What, exactly, are you supposed to accomplish in conversation when you are so diametrically opposed in this way? People like to think that bargaining is about starting at the extremes and meeting in the middle, but that’s not necessarily the case. It is often about respecting the time and rights of those on the other side. There is talk about why the PA hasn’t budged from their minimum salary proposal, but it’s because they presented what they wanted to get. Yes, they could have asked to triple the minimum over the life of the CBA, as I have suggested they should do in the past, but it is likely that their side felt a tripling of the minimum (or something akin to that) was going to be a project for more than one CBA, given the gulf between the players and the league. So, they came forward with a reasonable proposal for what they wanted to end up with, and they do not plan to move off of it. That is not an incorrect way to bargain, either: the movement will come elsewhere, such as with agreeing to the concept of an expanded postseason — which, I will point out because it seems to be constantly forgotten, the PA has already done.
Calls for meeting in the middle on the pre-arbitration bonus pool proposals, or lessening the minimum salary ask so MLB is more inclined to agree with changes to the status quo, miss the point. The league and the union want fundamentally different things with their proposals, concepts that go well beyond just the dollar amounts attached to the proposals. What “engagement” and “conversation” is supposed to fix that? All that will bring about an end to the stalemate is one side blinking: it has nothing to do with a desire to or setting aside time to talk. Either the players or the league will tire of missing out on money as scheduled days of the 2022 season are missed, and then, the necessary conversation will occur.

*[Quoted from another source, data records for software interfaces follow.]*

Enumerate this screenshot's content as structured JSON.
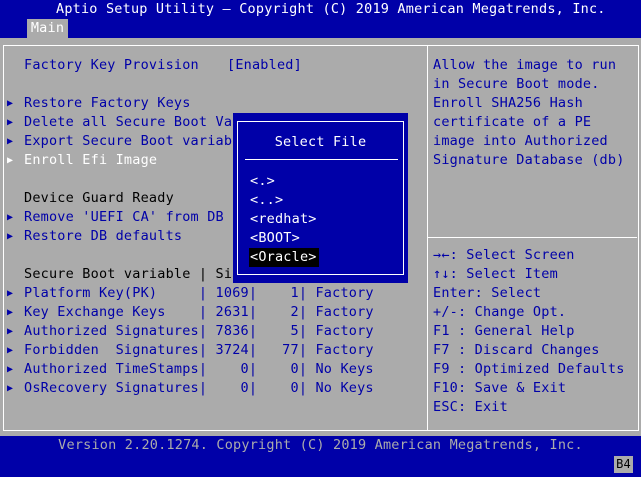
{
  "header": {
    "title": "Aptio Setup Utility – Copyright (C) 2019 American Megatrends, Inc.",
    "tabs": [
      {
        "label": "Main"
      }
    ]
  },
  "menu": {
    "factory_key_label": "Factory Key Provision",
    "factory_key_value": "[Enabled]",
    "restore_factory_keys": "Restore Factory Keys",
    "delete_all": "Delete all Secure Boot Var",
    "export_secure": "Export Secure Boot variabl",
    "enroll_efi": "Enroll Efi Image",
    "device_guard": "Device Guard Ready",
    "remove_uefi_ca": "Remove 'UEFI CA' from DB",
    "restore_db": "Restore DB defaults",
    "table_header": "Secure Boot variable | Siz",
    "rows": [
      {
        "text": "Platform Key(PK)     | 1069|    1| Factory"
      },
      {
        "text": "Key Exchange Keys    | 2631|    2| Factory"
      },
      {
        "text": "Authorized Signatures| 7836|    5| Factory"
      },
      {
        "text": "Forbidden  Signatures| 3724|   77| Factory"
      },
      {
        "text": "Authorized TimeStamps|    0|    0| No Keys"
      },
      {
        "text": "OsRecovery Signatures|    0|    0| No Keys"
      }
    ]
  },
  "help": {
    "lines": [
      "Allow the image to run",
      "in Secure Boot mode.",
      "Enroll SHA256 Hash",
      "certificate of a PE",
      "image into Authorized",
      "Signature Database (db)"
    ]
  },
  "keys": [
    {
      "key": "→←:",
      "desc": " Select Screen"
    },
    {
      "key": "↑↓:",
      "desc": " Select Item"
    },
    {
      "key": "Enter:",
      "desc": " Select"
    },
    {
      "key": "+/-:",
      "desc": " Change Opt."
    },
    {
      "key": "F1 :",
      "desc": " General Help"
    },
    {
      "key": "F7 :",
      "desc": " Discard Changes"
    },
    {
      "key": "F9 :",
      "desc": " Optimized Defaults"
    },
    {
      "key": "F10:",
      "desc": " Save & Exit"
    },
    {
      "key": "ESC:",
      "desc": " Exit"
    }
  ],
  "popup": {
    "title": "Select File",
    "options": [
      "<.>",
      "<..>",
      "<redhat>",
      "<BOOT>",
      "<Oracle>"
    ],
    "selected": "<Oracle>"
  },
  "footer": {
    "version": "Version 2.20.1274. Copyright (C) 2019 American Megatrends, Inc.",
    "badge": "B4"
  },
  "colors": {
    "background": "#ababab",
    "header_blue": "#0000a8",
    "text_white": "#ffffff",
    "selection": "#000000"
  }
}
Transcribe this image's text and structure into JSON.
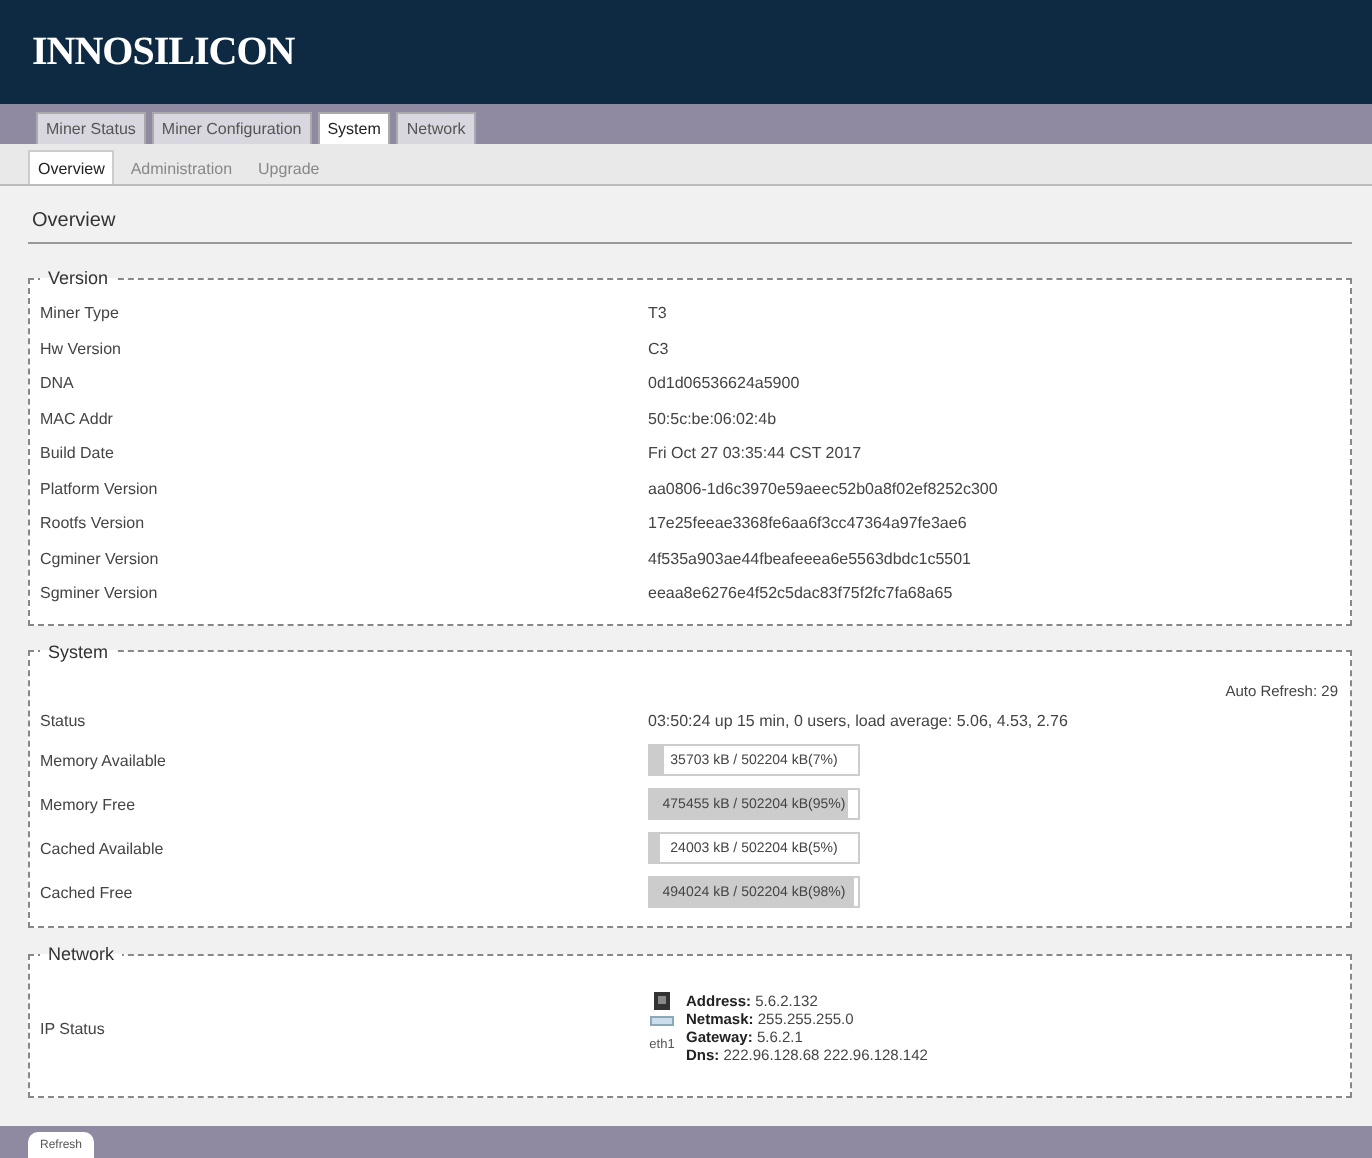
{
  "header": {
    "logo": "INNOSILICON"
  },
  "tabs": [
    {
      "label": "Miner Status",
      "selected": false
    },
    {
      "label": "Miner Configuration",
      "selected": false
    },
    {
      "label": "System",
      "selected": true
    },
    {
      "label": "Network",
      "selected": false
    }
  ],
  "subtabs": [
    {
      "label": "Overview",
      "selected": true
    },
    {
      "label": "Administration",
      "selected": false
    },
    {
      "label": "Upgrade",
      "selected": false
    }
  ],
  "page_title": "Overview",
  "sections": [
    {
      "legend": "Version",
      "rows": [
        {
          "kind": "text",
          "label": "Miner Type",
          "value": "T3"
        },
        {
          "kind": "text",
          "label": "Hw Version",
          "value": "C3"
        },
        {
          "kind": "text",
          "label": "DNA",
          "value": "0d1d06536624a5900"
        },
        {
          "kind": "text",
          "label": "MAC Addr",
          "value": "50:5c:be:06:02:4b"
        },
        {
          "kind": "text",
          "label": "Build Date",
          "value": "Fri Oct 27 03:35:44 CST 2017"
        },
        {
          "kind": "text",
          "label": "Platform Version",
          "value": "aa0806-1d6c3970e59aeec52b0a8f02ef8252c300"
        },
        {
          "kind": "text",
          "label": "Rootfs Version",
          "value": "17e25feeae3368fe6aa6f3cc47364a97fe3ae6"
        },
        {
          "kind": "text",
          "label": "Cgminer Version",
          "value": "4f535a903ae44fbeafeeea6e5563dbdc1c5501"
        },
        {
          "kind": "text",
          "label": "Sgminer Version",
          "value": "eeaa8e6276e4f52c5dac83f75f2fc7fa68a65"
        }
      ]
    },
    {
      "legend": "System",
      "auto_refresh": "Auto Refresh: 29",
      "rows": [
        {
          "kind": "text",
          "label": "Status",
          "value": "03:50:24 up 15 min, 0 users, load average: 5.06, 4.53, 2.76"
        },
        {
          "kind": "bar",
          "label": "Memory Available",
          "value": "35703 kB / 502204 kB(7%)",
          "level": 0.07
        },
        {
          "kind": "bar",
          "label": "Memory Free",
          "value": "475455 kB / 502204 kB(95%)",
          "level": 0.95
        },
        {
          "kind": "bar",
          "label": "Cached Available",
          "value": "24003 kB / 502204 kB(5%)",
          "level": 0.05
        },
        {
          "kind": "bar",
          "label": "Cached Free",
          "value": "494024 kB / 502204 kB(98%)",
          "level": 0.98
        }
      ]
    },
    {
      "legend": "Network",
      "rows": [
        {
          "kind": "ip",
          "label": "IP Status",
          "caption": "eth1",
          "lines": [
            {
              "label": "Address:",
              "value": "5.6.2.132"
            },
            {
              "label": "Netmask:",
              "value": "255.255.255.0"
            },
            {
              "label": "Gateway:",
              "value": "5.6.2.1"
            },
            {
              "label": "Dns:",
              "value": "222.96.128.68 222.96.128.142"
            }
          ]
        }
      ]
    }
  ],
  "footer_tab": {
    "label": "Refresh"
  }
}
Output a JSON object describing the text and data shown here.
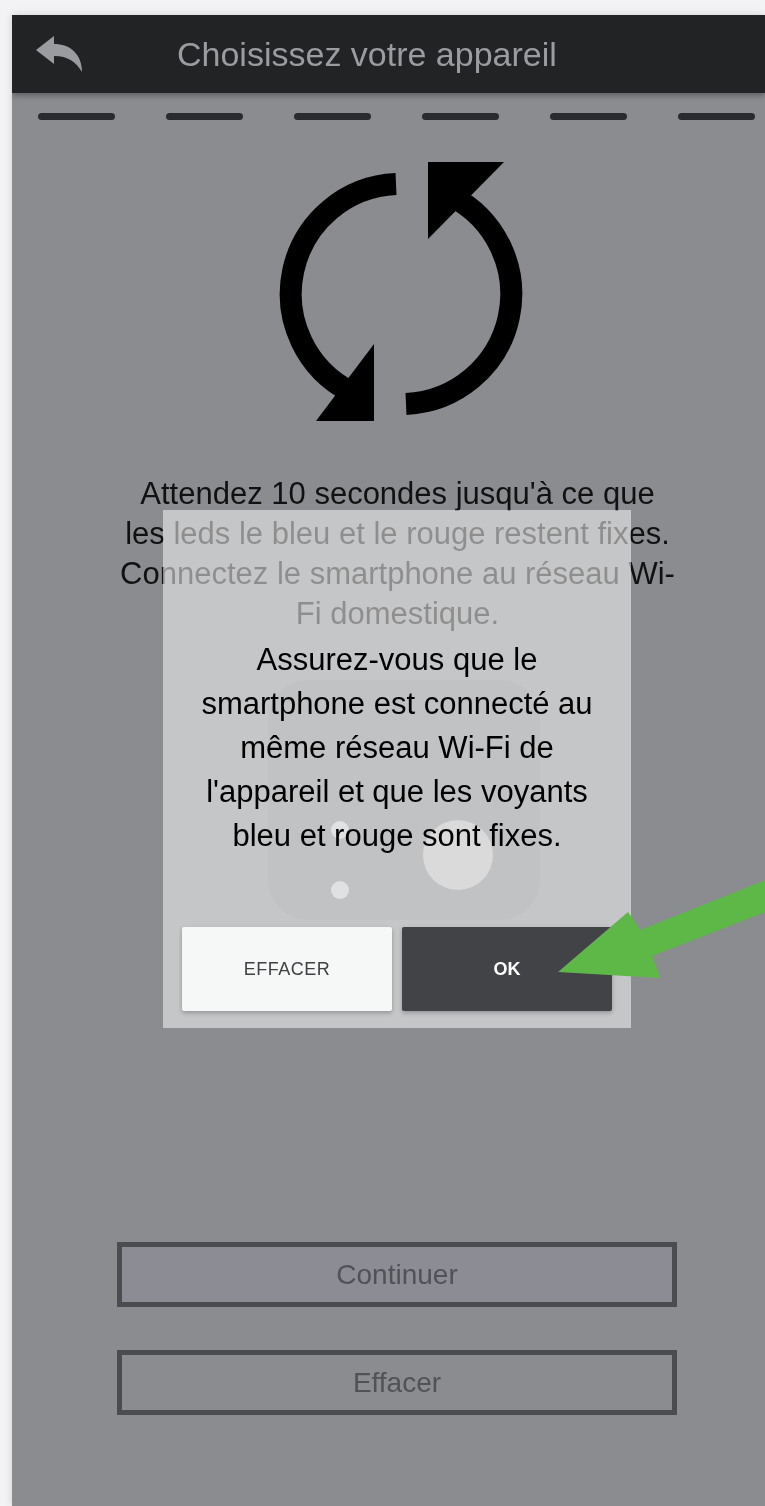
{
  "header": {
    "title": "Choisissez votre appareil"
  },
  "instructions": "Attendez 10 secondes jusqu'à ce que les leds le bleu et le rouge restent fixes. Connectez le smartphone au réseau Wi-Fi domestique.",
  "dialog": {
    "message": "Assurez-vous que le smartphone est connecté au même réseau Wi-Fi de l'appareil et que les voyants bleu et rouge sont fixes.",
    "buttons": [
      {
        "label": "EFFACER",
        "kind": "secondary"
      },
      {
        "label": "OK",
        "kind": "primary"
      }
    ]
  },
  "buttons": [
    {
      "label": "Continuer"
    },
    {
      "label": "Effacer"
    }
  ]
}
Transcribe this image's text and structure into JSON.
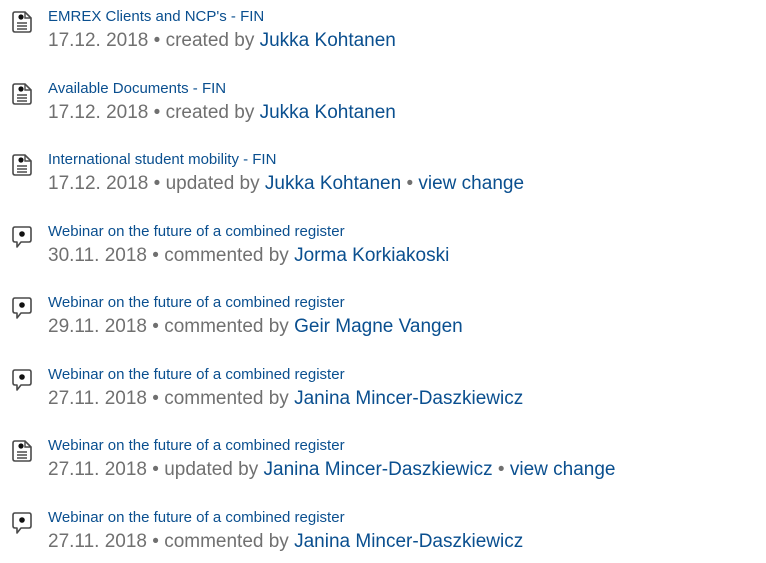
{
  "activity": [
    {
      "type": "page",
      "icon": "page-icon",
      "title": "EMREX Clients and NCP's - FIN",
      "date": "17.12. 2018",
      "action": "created by",
      "user": "Jukka Kohtanen",
      "change_link": ""
    },
    {
      "type": "page",
      "icon": "page-icon",
      "title": "Available Documents - FIN",
      "date": "17.12. 2018",
      "action": "created by",
      "user": "Jukka Kohtanen",
      "change_link": ""
    },
    {
      "type": "page",
      "icon": "page-icon",
      "title": "International student mobility - FIN",
      "date": "17.12. 2018",
      "action": "updated by",
      "user": "Jukka Kohtanen",
      "change_link": "view change"
    },
    {
      "type": "comment",
      "icon": "comment-icon",
      "title": "Webinar on the future of a combined register",
      "date": "30.11. 2018",
      "action": "commented by",
      "user": "Jorma Korkiakoski",
      "change_link": ""
    },
    {
      "type": "comment",
      "icon": "comment-icon",
      "title": "Webinar on the future of a combined register",
      "date": "29.11. 2018",
      "action": "commented by",
      "user": "Geir Magne Vangen",
      "change_link": ""
    },
    {
      "type": "comment",
      "icon": "comment-icon",
      "title": "Webinar on the future of a combined register",
      "date": "27.11. 2018",
      "action": "commented by",
      "user": "Janina Mincer-Daszkiewicz",
      "change_link": ""
    },
    {
      "type": "page",
      "icon": "page-icon",
      "title": "Webinar on the future of a combined register",
      "date": "27.11. 2018",
      "action": "updated by",
      "user": "Janina Mincer-Daszkiewicz",
      "change_link": "view change"
    },
    {
      "type": "comment",
      "icon": "comment-icon",
      "title": "Webinar on the future of a combined register",
      "date": "27.11. 2018",
      "action": "commented by",
      "user": "Janina Mincer-Daszkiewicz",
      "change_link": ""
    }
  ],
  "separator": "•",
  "colors": {
    "link": "#0a4f8f",
    "meta_text": "#707070",
    "icon_stroke": "#4a4a4a"
  }
}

If anyone suggesting more conversation as a solution thought about this for even a second, like, really thought about it, they would realize that calls for engagement and talk are empty, that they’re meaningless, that there’s no there there. If you need any further proof, well, we’ve all been trying to engage with Olney for years and years on all of this, and yet nothing has changed on his end just yet. If you don’t want to have the conversations because you fundamentally disagree on what the nature of those conversations should even be, then they aren’t going to help with anything. Sometimes, conflict is all you need. The league and the union are currently embroiled in conflict: when a victor has emerged, then we will have a conversation worth having.